According to the definition from the American Medical Association (AMA), “The process of informed consent occurs when communication between a patient and physician results in the patient’s authorization or agreement to undergo a specific medical intervention.” Informed consent conversations can also take place with a patient’s surrogate if the patient does not have the ability to make decisions on their own behalf. 

During a discussion about whether or not to authorize a medical procedure, the medical professional must explain the benefits and risks of the proposed procedure, and the patient needs to be given the opportunity to ask questions so they can gain an understanding of the proposed procedure. Patients are well within their rights to decline the proposed treatment if they decide that the benefits are not worth the risks. 

Under California law, there is no specific definition of informed consent. However, informed consent has been well established in California case law and generally means that the patient must “receive sufficient information to make a meaningful decision” about their healthcare (Cobbs v. Grant (1972) 8 Cal.3d 229). Problems can arise if a medical professional completes a procedure without obtaining informed consent. Issues can also arise if a medical professional fails to disclose a significant risk associated with a procedure, thereby not giving the patient enough information from which to form an opinion. 

A patient in California could make a claim against a medical professional citing medical battery. In order to prove this, they will need to show that:

  • The procedure was performed without consent, or 
  • They gave conditional consent for the procedure, the conditions were not met, and the medical professional performed the procedure anyway, or
  • The patient consented to one procedure, but the medical professional performed a substantially different procedure.

Patients may also claim medical battery if there was an absence of truthful information, meaning the medical professional told the patient that they needed to get a procedure they did not really need or were unclear about the extent, nature, or dangers of the procedure. 

How an Attorney Can Help 

Medical malpractice cases can become incredibly complex, and any person who thinks they have been harmed because a medical professional did not obtain informed consent needs to seek assistance from an injury attorney immediately. Most injured patients do not have the resources or legal expertise necessary to fully investigate their case and obtain the compensation they deserve.

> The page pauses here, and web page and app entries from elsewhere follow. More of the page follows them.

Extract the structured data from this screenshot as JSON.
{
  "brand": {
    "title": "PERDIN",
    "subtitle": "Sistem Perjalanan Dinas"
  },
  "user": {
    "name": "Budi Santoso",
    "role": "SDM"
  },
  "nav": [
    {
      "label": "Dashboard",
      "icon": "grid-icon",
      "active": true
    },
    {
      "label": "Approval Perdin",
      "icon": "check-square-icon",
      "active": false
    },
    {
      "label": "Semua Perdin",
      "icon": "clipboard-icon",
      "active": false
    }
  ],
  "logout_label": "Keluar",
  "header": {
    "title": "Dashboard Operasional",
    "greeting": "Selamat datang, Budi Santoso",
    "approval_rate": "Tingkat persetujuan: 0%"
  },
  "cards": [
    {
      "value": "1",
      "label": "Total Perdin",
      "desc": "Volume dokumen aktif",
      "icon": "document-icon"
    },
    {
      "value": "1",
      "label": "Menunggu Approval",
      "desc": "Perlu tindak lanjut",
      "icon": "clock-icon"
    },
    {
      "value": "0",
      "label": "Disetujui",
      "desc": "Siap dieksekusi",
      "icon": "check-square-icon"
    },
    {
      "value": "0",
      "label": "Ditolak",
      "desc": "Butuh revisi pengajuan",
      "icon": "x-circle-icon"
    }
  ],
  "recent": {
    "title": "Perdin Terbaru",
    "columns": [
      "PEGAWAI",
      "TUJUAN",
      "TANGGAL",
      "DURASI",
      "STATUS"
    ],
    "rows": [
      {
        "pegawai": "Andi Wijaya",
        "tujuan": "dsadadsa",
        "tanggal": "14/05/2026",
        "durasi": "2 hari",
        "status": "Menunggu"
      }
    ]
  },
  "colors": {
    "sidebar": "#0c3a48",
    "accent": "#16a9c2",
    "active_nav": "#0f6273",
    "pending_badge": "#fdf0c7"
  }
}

However, a skilled attorney in California will understand these cases, use their resources to investigate the incident, stand up to aggressive insurance carriers and legal teams, and help obtain the compensation you are entitled to.